Tree remnants (trunks, cones, roots, etc.) found at northern Sweden mountain sites 500 to 700 meters atop where the 21st century tree line ends imply the early-Holocene (~13,000 to 7000 years ago) climate was significantly warmer than today in this region (Kullman, 2022a).
The temperature lapse rate for the Swedish Lapland region is 0.6°C/100 m. Accounting for glacio-isostatic uplift, this tree line elevation implies surface air temperatures were 3.6°C higher than today during the Early Holocene.
NEW DELHI, Jan 30 (Reuters) – India plans to use an emergency law next month to force power plants that run on imported coal to maximise output, two government sources told Reuters on Monday, in preparation for expected record consumption this summer.
Many Indian coal-fired plants, including those those owned by Adani Power (ADAN.NS) and Tata Power (TTPW.NS) in India’s western Gujarat state, have not operated at full capacity in the recent years because they have found it difficult to compete with power generated from cheap domestic coal.
The Version 6 global average lower tropospheric temperature (LT) anomaly for January 2023 was -0.04 deg. C departure from the 1991-2020 mean. This is down from the December 2022 anomaly of +0.05 deg. C.
The linear warming trend since January, 1979 now stands at +0.13 C/decade (+0.11 C/decade over the global-averaged oceans, and +0.18 C/decade over global-averaged land).
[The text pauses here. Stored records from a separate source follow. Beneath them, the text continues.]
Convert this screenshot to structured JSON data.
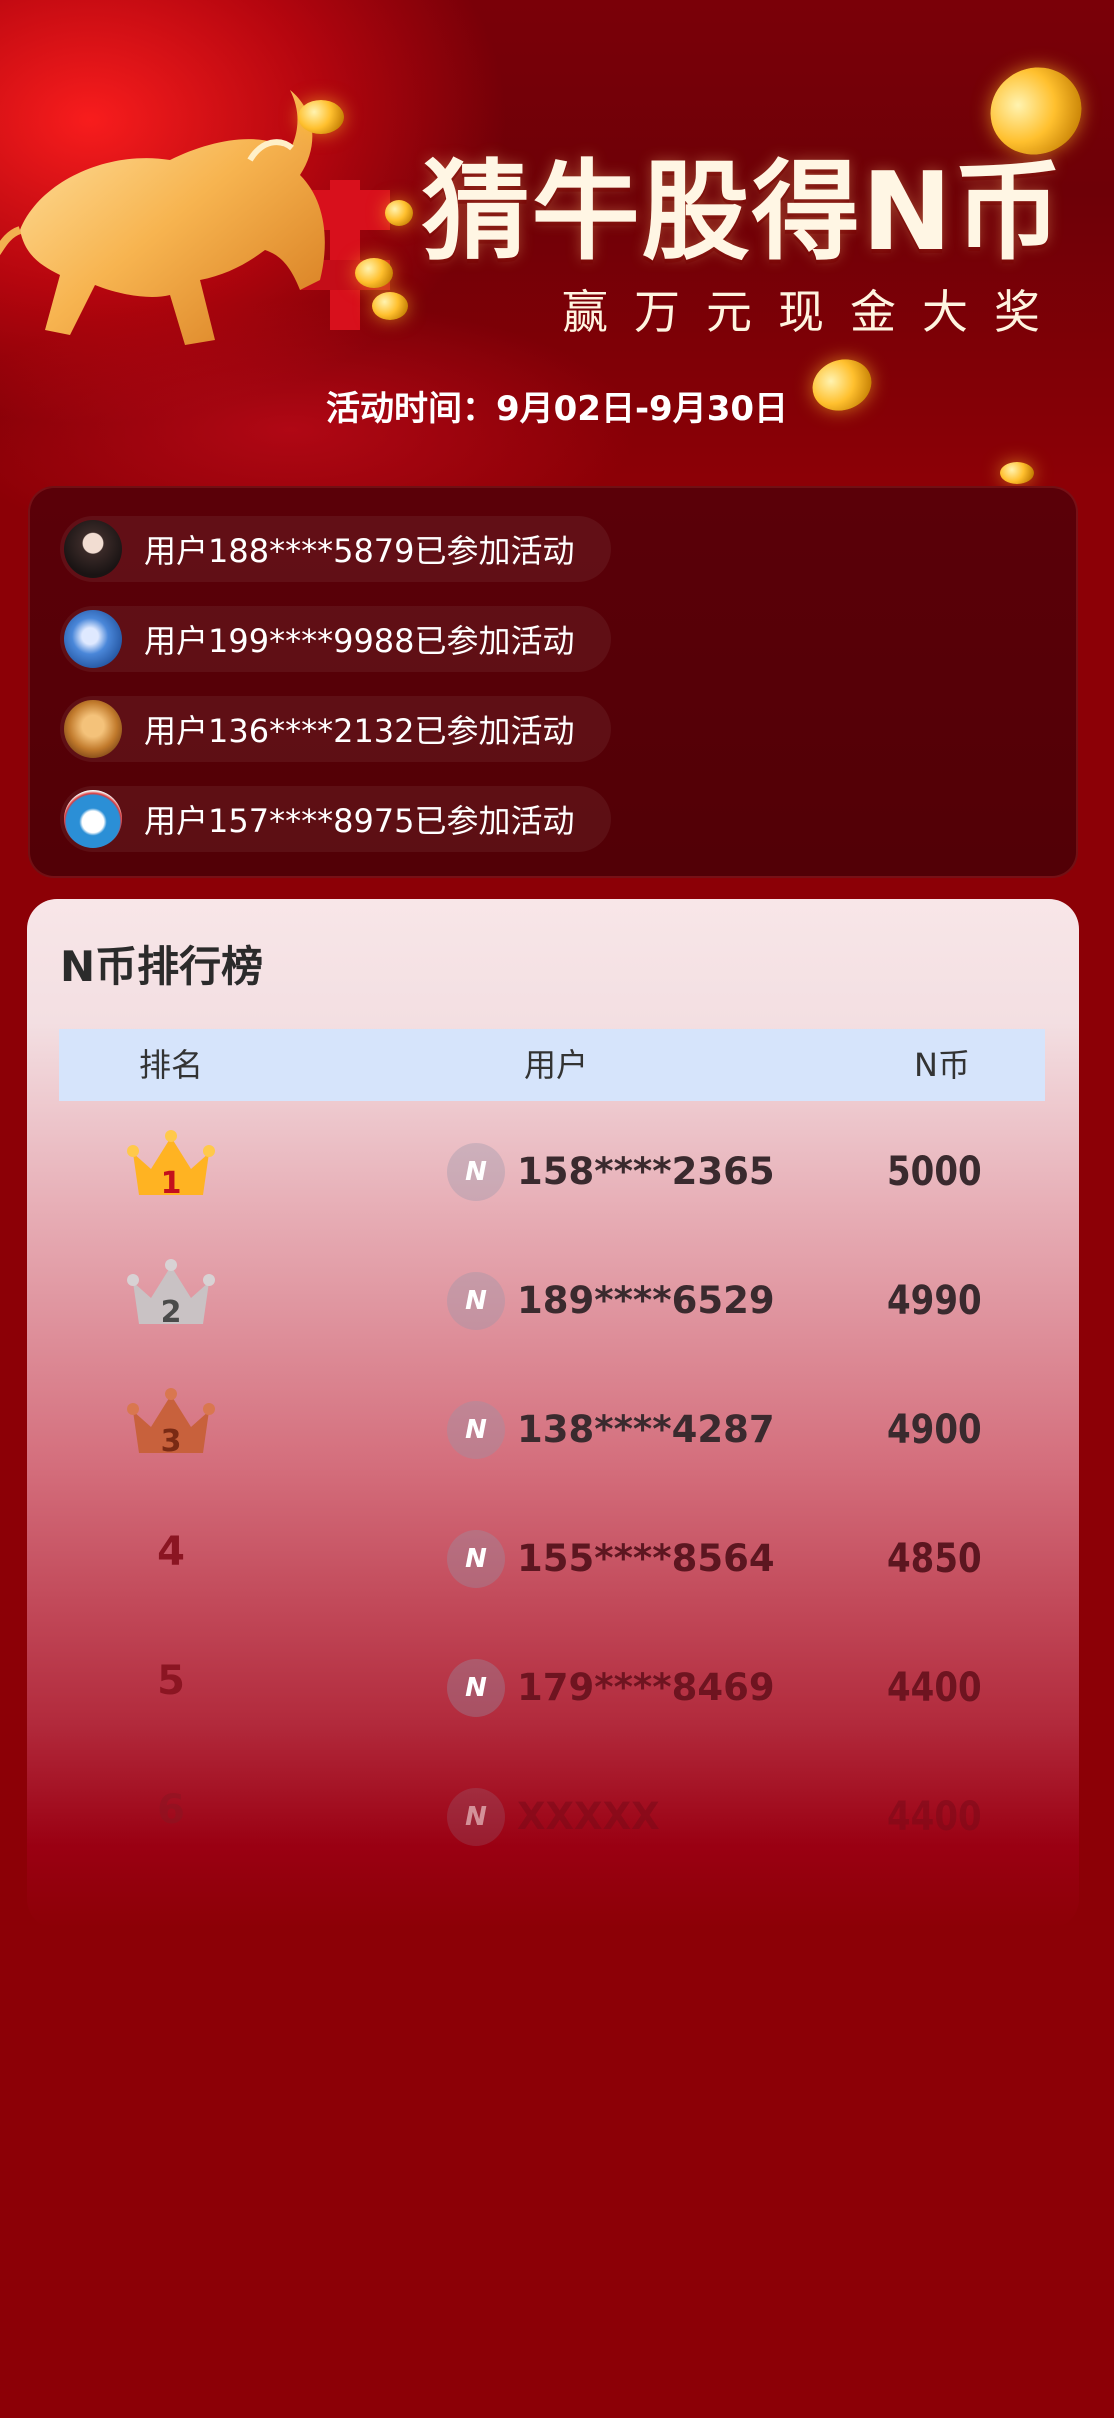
{
  "hero": {
    "title": "猜牛股得N币",
    "subtitle": "赢万元现金大奖",
    "event_time": "活动时间：9月02日-9月30日"
  },
  "participants": [
    {
      "text": "用户188****5879已参加活动",
      "avatar": "photo-girl"
    },
    {
      "text": "用户199****9988已参加活动",
      "avatar": "photo-blue"
    },
    {
      "text": "用户136****2132已参加活动",
      "avatar": "photo-dog"
    },
    {
      "text": "用户157****8975已参加活动",
      "avatar": "doraemon"
    }
  ],
  "leaderboard": {
    "title": "N币排行榜",
    "columns": {
      "rank": "排名",
      "user": "用户",
      "coins": "N币"
    },
    "rows": [
      {
        "rank": "1",
        "user": "158****2365",
        "coins": "5000",
        "badge": "gold-crown"
      },
      {
        "rank": "2",
        "user": "189****6529",
        "coins": "4990",
        "badge": "silver-crown"
      },
      {
        "rank": "3",
        "user": "138****4287",
        "coins": "4900",
        "badge": "bronze-crown"
      },
      {
        "rank": "4",
        "user": "155****8564",
        "coins": "4850",
        "badge": ""
      },
      {
        "rank": "5",
        "user": "179****8469",
        "coins": "4400",
        "badge": ""
      },
      {
        "rank": "6",
        "user": "XXXXX",
        "coins": "4400",
        "badge": ""
      }
    ],
    "avatar_icon": "N"
  },
  "colors": {
    "background": "#8c0006",
    "gold": "#ffb322",
    "silver": "#c9c2c4",
    "bronze": "#c8613c",
    "header_row": "#d6e4fb"
  }
}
Various regional LT departures from the 30-year (1991-2020) average for the last 13 months are:
The full UAH Global Temperature Report, along with the LT global gridpoint anomaly image for January, 2023 should be available within the next several days here.
The global and regional monthly anomalies for the various atmospheric layers we monitor should be available in the next few days at the following locations: